Noura Al Kaabi is Minister of Culture and Knowledge Development of the United Arab Emirates. You may follow her on Twitter @NouraAlKaabi.
Since the early 2000s, the UAE’s culture sector has grown rapidly. A number of cultural organizations and initiatives have emerged and evolved into a hub for media specialists, such as the media zone twofour54, Art Dubai, the Abu Dhabi Music and Arts Foundation, Dubai Design Week, Sharjah Art Foundation, Tashkeel, Alserkal Avenue, and the Sheikha Salama Bint Hamdan Al Nahyan Foundation. This is part of a broader trend that has seen the UAE government’s increased focus on economic diversification lead to a shift in the cultural landscape, impacting cultural investment and public interest in the field.
The UAE has seen increased global recognition in its positioning to become a cultural leader in the region. This is a result of economic initiatives, such as the launch of the UAE Cultural Development Fund, which aims to support cultural activities within the country and encourage projects aimed at promoting the development of UAE cultural creations.
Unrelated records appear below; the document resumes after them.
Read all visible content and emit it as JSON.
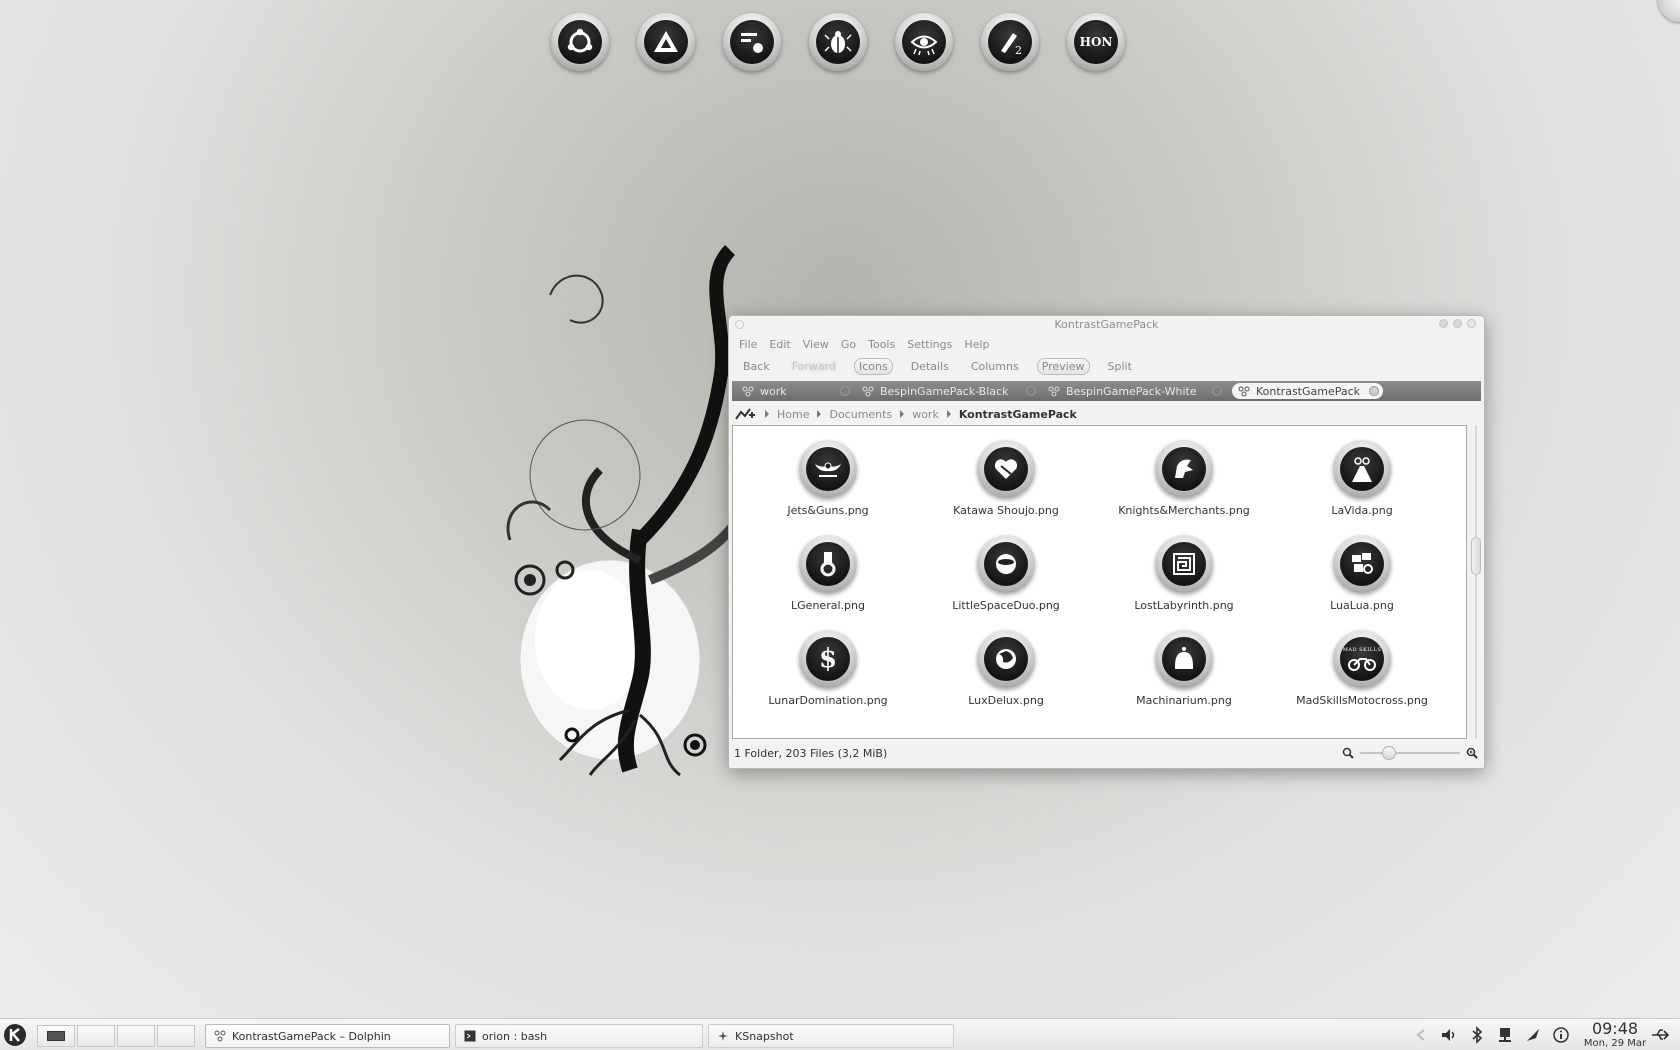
{
  "launcher": [
    {
      "name": "ubuntu-launcher-icon"
    },
    {
      "name": "triangle-launcher-icon"
    },
    {
      "name": "panel-launcher-icon"
    },
    {
      "name": "scarab-launcher-icon"
    },
    {
      "name": "eye-launcher-icon"
    },
    {
      "name": "rocket-2-launcher-icon"
    },
    {
      "name": "hon-launcher-icon",
      "text": "HON"
    }
  ],
  "window": {
    "title": "KontrastGamePack",
    "menu": [
      "File",
      "Edit",
      "View",
      "Go",
      "Tools",
      "Settings",
      "Help"
    ],
    "toolbar": {
      "back": "Back",
      "forward": "Forward",
      "icons": "Icons",
      "details": "Details",
      "columns": "Columns",
      "preview": "Preview",
      "split": "Split"
    },
    "tabs": [
      {
        "label": "work"
      },
      {
        "label": "BespinGamePack-Black"
      },
      {
        "label": "BespinGamePack-White"
      },
      {
        "label": "KontrastGamePack"
      }
    ],
    "breadcrumb": [
      "Home",
      "Documents",
      "work",
      "KontrastGamePack"
    ],
    "files": [
      {
        "name": "Jets&Guns.png",
        "icon": "wings-sword-icon"
      },
      {
        "name": "Katawa Shoujo.png",
        "icon": "heart-icon"
      },
      {
        "name": "Knights&Merchants.png",
        "icon": "knight-helmet-icon"
      },
      {
        "name": "LaVida.png",
        "icon": "road-icon"
      },
      {
        "name": "LGeneral.png",
        "icon": "medal-icon"
      },
      {
        "name": "LittleSpaceDuo.png",
        "icon": "planet-ship-icon"
      },
      {
        "name": "LostLabyrinth.png",
        "icon": "labyrinth-icon"
      },
      {
        "name": "LuaLua.png",
        "icon": "blocks-gear-icon"
      },
      {
        "name": "LunarDomination.png",
        "icon": "dollar-icon",
        "glyph": "$"
      },
      {
        "name": "LuxDelux.png",
        "icon": "globe-icon"
      },
      {
        "name": "Machinarium.png",
        "icon": "robot-head-icon"
      },
      {
        "name": "MadSkillsMotocross.png",
        "icon": "motorbike-icon",
        "caption": "MAD SKILLS"
      }
    ],
    "status": "1 Folder, 203 Files (3,2 MiB)",
    "zoom_fraction": 0.25
  },
  "taskbar": {
    "tasks": [
      {
        "label": "KontrastGamePack – Dolphin",
        "icon": "dolphin-network-icon"
      },
      {
        "label": "orion : bash",
        "icon": "terminal-icon"
      },
      {
        "label": "KSnapshot",
        "icon": "ksnapshot-icon"
      }
    ],
    "tray": [
      "tray-arrow-icon",
      "volume-icon",
      "bluetooth-icon",
      "network-icon",
      "klipper-icon",
      "info-icon"
    ],
    "clock": {
      "time": "09:48",
      "date": "Mon, 29 Mar"
    }
  },
  "colors": {
    "accent": "#6e6e6e",
    "text": "#333333",
    "muted": "#8a8a8a"
  }
}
These efforts have attracted a wide range of talent to the country. They have also caused a great number of ambitious young people to gravitate towards the cultural domain, particularly UAE students and fresh graduates. The UAE culture sector has in turn been influenced by the increasing attention shown by the country’s youth, as their perspectives and interactions in cultural events have a growing impact on creativity and design, as well as the production of artwork.
Prominent and recent events that demonstrate this shift practically include those that have taken place in Milan and Venice: Milan Design Week and the Venice Biennale. Taken together, these two premier events represent a milestone moment which saw our talented Emirati designers exhibit diverse collections and innovative installations.
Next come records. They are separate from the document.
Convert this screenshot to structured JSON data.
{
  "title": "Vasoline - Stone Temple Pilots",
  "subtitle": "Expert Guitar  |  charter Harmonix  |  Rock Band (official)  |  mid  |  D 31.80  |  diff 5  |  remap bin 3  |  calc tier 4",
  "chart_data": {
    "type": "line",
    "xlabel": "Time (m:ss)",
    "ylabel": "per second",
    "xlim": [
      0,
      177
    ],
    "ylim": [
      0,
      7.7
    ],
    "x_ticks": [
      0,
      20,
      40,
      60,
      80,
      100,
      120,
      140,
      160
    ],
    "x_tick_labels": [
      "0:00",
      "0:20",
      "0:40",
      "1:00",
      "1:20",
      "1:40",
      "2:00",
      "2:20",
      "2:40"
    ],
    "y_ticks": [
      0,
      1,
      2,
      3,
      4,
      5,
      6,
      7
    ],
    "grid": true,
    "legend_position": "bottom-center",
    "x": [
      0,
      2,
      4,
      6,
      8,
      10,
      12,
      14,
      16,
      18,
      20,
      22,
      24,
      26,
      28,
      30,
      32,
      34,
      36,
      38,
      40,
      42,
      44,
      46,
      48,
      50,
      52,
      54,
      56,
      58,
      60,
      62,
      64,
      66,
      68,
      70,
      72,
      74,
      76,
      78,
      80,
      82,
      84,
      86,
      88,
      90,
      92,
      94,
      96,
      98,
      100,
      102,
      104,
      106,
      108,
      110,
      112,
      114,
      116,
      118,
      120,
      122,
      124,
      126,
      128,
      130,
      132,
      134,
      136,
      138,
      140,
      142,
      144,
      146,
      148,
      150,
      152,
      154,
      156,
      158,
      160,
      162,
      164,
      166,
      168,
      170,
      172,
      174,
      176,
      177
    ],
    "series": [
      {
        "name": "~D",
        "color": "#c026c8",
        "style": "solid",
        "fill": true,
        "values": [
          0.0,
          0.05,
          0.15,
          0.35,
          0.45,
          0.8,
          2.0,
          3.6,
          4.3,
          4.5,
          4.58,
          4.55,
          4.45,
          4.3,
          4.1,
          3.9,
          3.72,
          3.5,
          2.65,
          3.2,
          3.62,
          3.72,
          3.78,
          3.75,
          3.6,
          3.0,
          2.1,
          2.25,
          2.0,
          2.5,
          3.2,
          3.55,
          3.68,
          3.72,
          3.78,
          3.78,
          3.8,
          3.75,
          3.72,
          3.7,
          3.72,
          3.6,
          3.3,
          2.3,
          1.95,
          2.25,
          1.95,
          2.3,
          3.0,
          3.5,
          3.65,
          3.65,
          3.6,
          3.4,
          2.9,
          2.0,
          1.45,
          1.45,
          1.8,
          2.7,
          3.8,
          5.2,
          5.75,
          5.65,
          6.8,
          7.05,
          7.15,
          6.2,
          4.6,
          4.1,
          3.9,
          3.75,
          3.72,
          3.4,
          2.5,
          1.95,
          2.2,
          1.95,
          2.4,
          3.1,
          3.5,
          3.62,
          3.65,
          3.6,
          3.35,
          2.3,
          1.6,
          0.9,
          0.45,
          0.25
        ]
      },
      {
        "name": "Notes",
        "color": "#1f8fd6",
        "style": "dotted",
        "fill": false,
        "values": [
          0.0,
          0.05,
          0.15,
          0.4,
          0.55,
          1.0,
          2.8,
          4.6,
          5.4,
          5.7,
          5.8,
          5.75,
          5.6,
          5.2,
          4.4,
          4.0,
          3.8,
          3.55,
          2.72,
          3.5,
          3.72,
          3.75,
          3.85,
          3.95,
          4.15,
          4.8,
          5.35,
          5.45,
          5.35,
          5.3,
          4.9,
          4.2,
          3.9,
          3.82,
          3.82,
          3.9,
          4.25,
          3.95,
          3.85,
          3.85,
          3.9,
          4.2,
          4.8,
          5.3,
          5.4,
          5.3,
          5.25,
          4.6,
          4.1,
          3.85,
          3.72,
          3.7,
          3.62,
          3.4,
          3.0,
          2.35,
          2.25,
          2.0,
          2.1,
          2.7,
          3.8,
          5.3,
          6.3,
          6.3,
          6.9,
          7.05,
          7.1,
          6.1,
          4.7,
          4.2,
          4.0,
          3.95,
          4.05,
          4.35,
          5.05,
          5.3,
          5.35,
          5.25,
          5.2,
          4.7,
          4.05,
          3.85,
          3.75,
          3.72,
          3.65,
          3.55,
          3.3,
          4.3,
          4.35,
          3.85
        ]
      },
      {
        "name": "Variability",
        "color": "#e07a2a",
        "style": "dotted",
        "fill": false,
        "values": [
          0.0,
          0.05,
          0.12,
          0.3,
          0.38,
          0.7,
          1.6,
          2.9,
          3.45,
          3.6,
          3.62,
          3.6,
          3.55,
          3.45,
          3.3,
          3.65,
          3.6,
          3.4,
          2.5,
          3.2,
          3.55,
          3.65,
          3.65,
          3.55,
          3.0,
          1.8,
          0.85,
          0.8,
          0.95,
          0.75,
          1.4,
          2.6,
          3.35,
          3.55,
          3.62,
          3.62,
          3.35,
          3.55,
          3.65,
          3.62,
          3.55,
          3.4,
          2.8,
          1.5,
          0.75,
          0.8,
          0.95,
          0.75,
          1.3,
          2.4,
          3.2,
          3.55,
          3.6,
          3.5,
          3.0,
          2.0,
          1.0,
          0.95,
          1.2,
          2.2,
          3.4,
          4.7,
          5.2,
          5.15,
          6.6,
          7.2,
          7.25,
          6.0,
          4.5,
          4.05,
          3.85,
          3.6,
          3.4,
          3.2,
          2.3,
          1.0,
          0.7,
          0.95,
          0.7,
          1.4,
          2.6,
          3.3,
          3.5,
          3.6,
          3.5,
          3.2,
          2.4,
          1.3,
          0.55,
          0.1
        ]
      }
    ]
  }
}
One particular example stands out: a fully Emirati-curated effort called UAE Design Stories: The Next Generation. This one-of-a-kind creative outlet focused entirely on Emirati talent, making it a significant achievement in our nation’s cultural development.
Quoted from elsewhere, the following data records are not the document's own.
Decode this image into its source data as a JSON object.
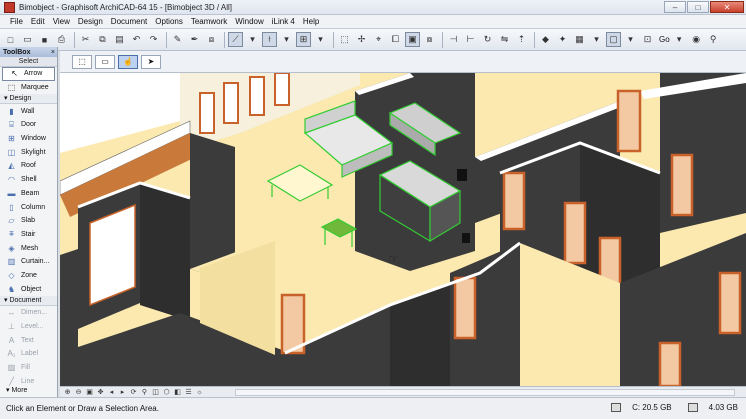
{
  "window": {
    "title": "Bimobject - Graphisoft ArchiCAD-64 15 - [Bimobject 3D / All]",
    "minimize": "–",
    "maximize": "□",
    "close": "✕"
  },
  "menu": [
    "File",
    "Edit",
    "View",
    "Design",
    "Document",
    "Options",
    "Teamwork",
    "Window",
    "iLink 4",
    "Help"
  ],
  "toolbar": {
    "go_label": "Go"
  },
  "toolbox": {
    "title": "ToolBox",
    "close": "×",
    "select_section": "Select",
    "select_tools": [
      {
        "label": "Arrow",
        "icon": "arrow-icon"
      },
      {
        "label": "Marquee",
        "icon": "marquee-icon"
      }
    ],
    "design_group": "Design",
    "design_tools": [
      {
        "label": "Wall",
        "icon": "wall-icon"
      },
      {
        "label": "Door",
        "icon": "door-icon"
      },
      {
        "label": "Window",
        "icon": "window-icon"
      },
      {
        "label": "Skylight",
        "icon": "skylight-icon"
      },
      {
        "label": "Roof",
        "icon": "roof-icon"
      },
      {
        "label": "Shell",
        "icon": "shell-icon"
      },
      {
        "label": "Beam",
        "icon": "beam-icon"
      },
      {
        "label": "Column",
        "icon": "column-icon"
      },
      {
        "label": "Slab",
        "icon": "slab-icon"
      },
      {
        "label": "Stair",
        "icon": "stair-icon"
      },
      {
        "label": "Mesh",
        "icon": "mesh-icon"
      },
      {
        "label": "Curtain...",
        "icon": "curtain-wall-icon"
      },
      {
        "label": "Zone",
        "icon": "zone-icon"
      },
      {
        "label": "Object",
        "icon": "object-icon"
      }
    ],
    "document_group": "Document",
    "document_tools": [
      {
        "label": "Dimen...",
        "icon": "dimension-icon"
      },
      {
        "label": "Level...",
        "icon": "level-dimension-icon"
      },
      {
        "label": "Text",
        "icon": "text-icon"
      },
      {
        "label": "Label",
        "icon": "label-icon"
      },
      {
        "label": "Fill",
        "icon": "fill-icon"
      },
      {
        "label": "Line",
        "icon": "line-icon"
      }
    ],
    "more": "More"
  },
  "status": {
    "message": "Click an Element or Draw a Selection Area.",
    "disk_c": "C: 20.5 GB",
    "memory": "4.03 GB"
  },
  "colors": {
    "floor": "#fbe9b0",
    "wall_face": "#3b3b3b",
    "wall_top": "#ffffff",
    "door_frame": "#c8622a",
    "selection": "#33cc33"
  }
}
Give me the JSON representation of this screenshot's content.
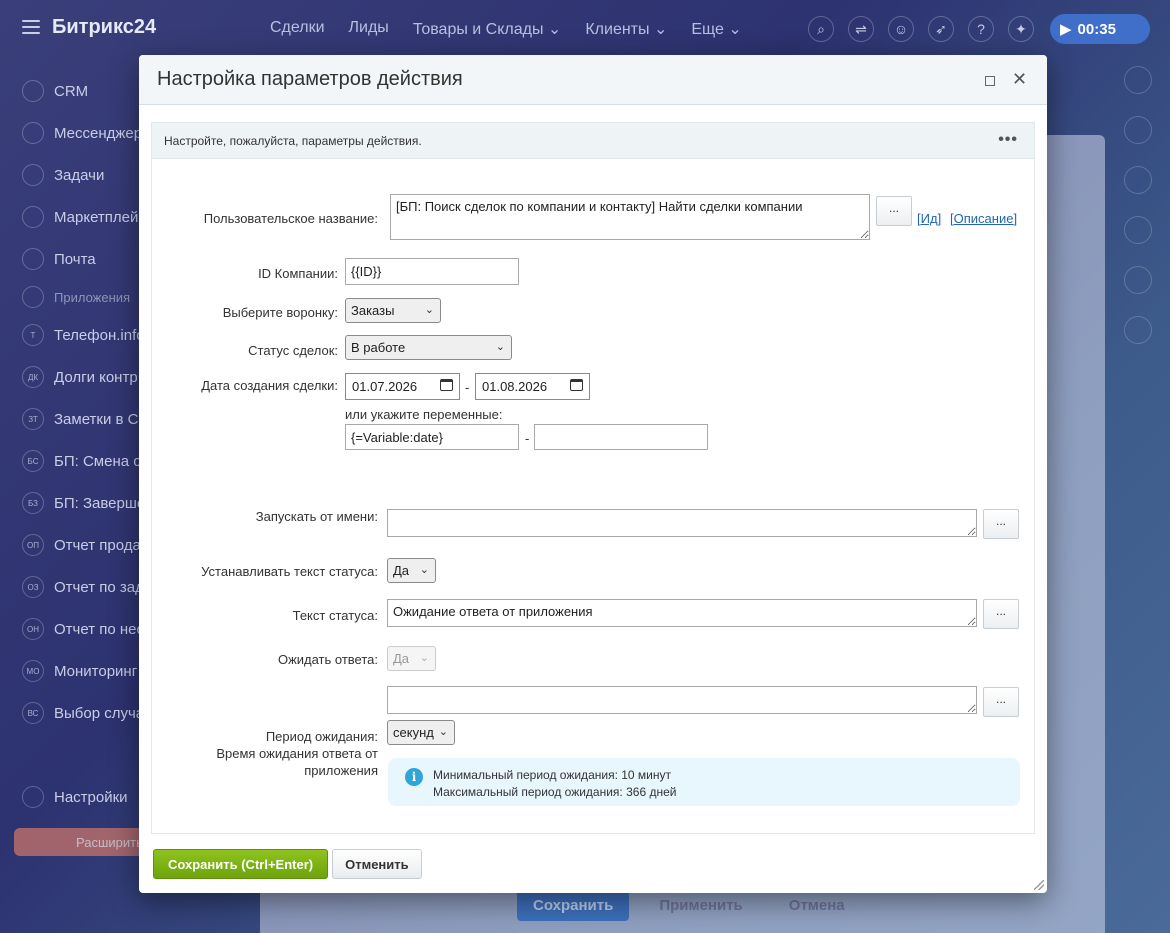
{
  "app": {
    "logo": "Битрикс24",
    "nav": [
      "Сделки",
      "Лиды",
      "Товары и Склады ⌄",
      "Клиенты ⌄",
      "Еще ⌄"
    ],
    "timer": "00:35",
    "sidebar": [
      {
        "label": "CRM",
        "badge": ""
      },
      {
        "label": "Мессенджер",
        "badge": ""
      },
      {
        "label": "Задачи",
        "badge": ""
      },
      {
        "label": "Маркетплейс",
        "badge": ""
      },
      {
        "label": "Почта",
        "badge": ""
      },
      {
        "label": "Приложения",
        "badge": ""
      },
      {
        "label": "Телефон.info",
        "badge": "Т"
      },
      {
        "label": "Долги контр",
        "badge": "ДК"
      },
      {
        "label": "Заметки в CR",
        "badge": "ЗТ"
      },
      {
        "label": "БП: Смена о",
        "badge": "БС"
      },
      {
        "label": "БП: Заверше",
        "badge": "БЗ"
      },
      {
        "label": "Отчет прода",
        "badge": "ОП"
      },
      {
        "label": "Отчет по зад",
        "badge": "ОЗ"
      },
      {
        "label": "Отчет по нес",
        "badge": "ОН"
      },
      {
        "label": "Мониторинг",
        "badge": "МО"
      },
      {
        "label": "Выбор случа",
        "badge": "ВС"
      }
    ],
    "settings": "Настройки",
    "expand": "Расширить",
    "bg_buttons": {
      "save": "Сохранить",
      "apply": "Применить",
      "cancel": "Отмена"
    }
  },
  "dialog": {
    "title": "Настройка параметров действия",
    "intro": "Настройте, пожалуйста, параметры действия.",
    "more": "•••",
    "fields": {
      "custom_name": {
        "label": "Пользовательское название:",
        "value": "[БП: Поиск сделок по компании и контакту] Найти сделки компании",
        "id_link": "Ид",
        "desc_link": "Описание"
      },
      "company_id": {
        "label": "ID Компании:",
        "value": "{{ID}}"
      },
      "funnel": {
        "label": "Выберите воронку:",
        "value": "Заказы"
      },
      "status": {
        "label": "Статус сделок:",
        "value": "В работе"
      },
      "created": {
        "label": "Дата создания сделки:",
        "from": "01.07.2026",
        "to": "01.08.2026",
        "vars_hint": "или укажите переменные:",
        "var_from": "{=Variable:date}",
        "var_to": ""
      },
      "run_as": {
        "label": "Запускать от имени:",
        "value": ""
      },
      "set_status": {
        "label": "Устанавливать текст статуса:",
        "value": "Да"
      },
      "status_text": {
        "label": "Текст статуса:",
        "value": "Ожидание ответа от приложения"
      },
      "wait_answer": {
        "label": "Ожидать ответа:",
        "value": "Да"
      },
      "wait_period": {
        "label": "Период ожидания:",
        "sublabel": "Время ожидания ответа от приложения",
        "value": "",
        "unit": "секунд"
      }
    },
    "info": {
      "line1": "Минимальный период ожидания: 10 минут",
      "line2": "Максимальный период ожидания: 366 дней"
    },
    "dots": "...",
    "buttons": {
      "save": "Сохранить (Ctrl+Enter)",
      "cancel": "Отменить"
    }
  }
}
The selected Emirati designers and creative talents showcased their design pieces, artworks, and projects in a bid to highlight the connection between their heritage, present-day design practices, and the materials that could be adopted. This was a truly globally visible moment in which design was showcased as a positively disruptive and powerfully creative force in terms of shaping narratives, understanding, and conversations.
Identity and Sustainable Development
As the UAE continues on its path of progress and development, the aim to preserve its rich culture, heritage, and traditions has become a key priority and facet of developing a national identity for future generations. This includes not only buildings and sites, but also intangible social processes, cultural memories, and knowledge preservation.
This is key not only to presenting an authentic picture of the country to the international community, but also to connecting future Emirati generations with their history. The UAE has taken serious steps to diversify its economy, including bolstering infrastructure development and boosting global trade ties. Perhaps even more importantly, the country has been focusing on strengthening creative and cultural partnerships, such as the Emirati-French Cultural Dialogue and the UK-UAE Year of Creative Collaboration.
The UAE’s culture has been built upon years of values passed on to the nation by our leadership. Our late founding father, His Highness Sheikh Zayed bin Sultan Al Nahyan, always emphasized that economic growth—despite its importance and priority—is not an end in itself; it is, rather, a means to make life more balanced and moderate. That is why we so fervently believe that the sort of development that integrates the cultural dimension is truly sustainable for a nation, in line with the explicit link between the two contained in the UN 2030 Agenda for Sustainable Development.